Interface dataset entries:
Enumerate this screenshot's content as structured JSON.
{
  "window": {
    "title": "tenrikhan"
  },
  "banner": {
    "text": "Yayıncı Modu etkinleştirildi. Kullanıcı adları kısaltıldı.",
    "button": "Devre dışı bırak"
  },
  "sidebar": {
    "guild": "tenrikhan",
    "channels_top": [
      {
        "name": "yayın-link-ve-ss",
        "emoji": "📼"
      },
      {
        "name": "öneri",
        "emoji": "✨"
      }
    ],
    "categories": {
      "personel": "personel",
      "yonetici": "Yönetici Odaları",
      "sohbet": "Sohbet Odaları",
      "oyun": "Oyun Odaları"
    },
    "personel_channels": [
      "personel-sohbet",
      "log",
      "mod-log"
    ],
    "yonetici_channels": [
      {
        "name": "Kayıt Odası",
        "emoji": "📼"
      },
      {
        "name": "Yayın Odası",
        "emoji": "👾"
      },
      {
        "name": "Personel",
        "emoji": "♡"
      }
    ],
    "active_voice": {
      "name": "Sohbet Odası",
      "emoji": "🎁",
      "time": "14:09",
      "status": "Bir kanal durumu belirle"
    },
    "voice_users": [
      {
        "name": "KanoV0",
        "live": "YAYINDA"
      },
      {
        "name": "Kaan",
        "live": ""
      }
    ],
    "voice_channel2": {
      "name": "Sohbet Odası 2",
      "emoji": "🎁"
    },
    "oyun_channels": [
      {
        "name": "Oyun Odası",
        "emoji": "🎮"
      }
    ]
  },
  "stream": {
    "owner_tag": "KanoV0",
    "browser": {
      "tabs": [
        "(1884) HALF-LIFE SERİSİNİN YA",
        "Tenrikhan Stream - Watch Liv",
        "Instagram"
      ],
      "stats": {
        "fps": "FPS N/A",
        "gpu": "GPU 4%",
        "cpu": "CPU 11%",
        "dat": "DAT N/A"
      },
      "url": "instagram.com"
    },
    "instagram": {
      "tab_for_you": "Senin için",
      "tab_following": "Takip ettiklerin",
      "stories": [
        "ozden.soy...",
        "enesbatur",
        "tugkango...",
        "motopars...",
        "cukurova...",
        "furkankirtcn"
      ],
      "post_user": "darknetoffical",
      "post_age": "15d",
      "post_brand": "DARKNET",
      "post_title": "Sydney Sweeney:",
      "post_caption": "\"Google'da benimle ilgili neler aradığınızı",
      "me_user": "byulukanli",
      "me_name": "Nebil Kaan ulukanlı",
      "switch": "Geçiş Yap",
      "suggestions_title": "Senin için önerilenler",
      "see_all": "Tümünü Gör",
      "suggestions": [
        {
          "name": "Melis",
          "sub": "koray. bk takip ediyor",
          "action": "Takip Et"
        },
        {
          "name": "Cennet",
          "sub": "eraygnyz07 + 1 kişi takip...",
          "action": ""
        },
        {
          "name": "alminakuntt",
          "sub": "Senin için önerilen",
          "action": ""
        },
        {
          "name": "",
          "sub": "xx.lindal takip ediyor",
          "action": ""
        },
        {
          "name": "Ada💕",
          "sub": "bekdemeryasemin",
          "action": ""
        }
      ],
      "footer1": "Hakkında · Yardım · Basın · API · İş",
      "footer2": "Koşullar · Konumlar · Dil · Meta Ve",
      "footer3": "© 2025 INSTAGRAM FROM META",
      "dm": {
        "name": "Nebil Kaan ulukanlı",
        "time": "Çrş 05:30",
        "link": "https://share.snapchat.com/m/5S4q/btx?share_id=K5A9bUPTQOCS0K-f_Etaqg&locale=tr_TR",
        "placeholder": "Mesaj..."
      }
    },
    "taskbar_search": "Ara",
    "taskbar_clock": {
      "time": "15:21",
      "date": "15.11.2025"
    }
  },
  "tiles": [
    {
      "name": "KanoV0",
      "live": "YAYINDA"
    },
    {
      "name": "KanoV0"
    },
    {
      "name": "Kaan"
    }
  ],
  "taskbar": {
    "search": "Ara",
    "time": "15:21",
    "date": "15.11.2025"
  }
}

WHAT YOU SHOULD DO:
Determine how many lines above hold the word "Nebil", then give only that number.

EXERCISE RESULT:
2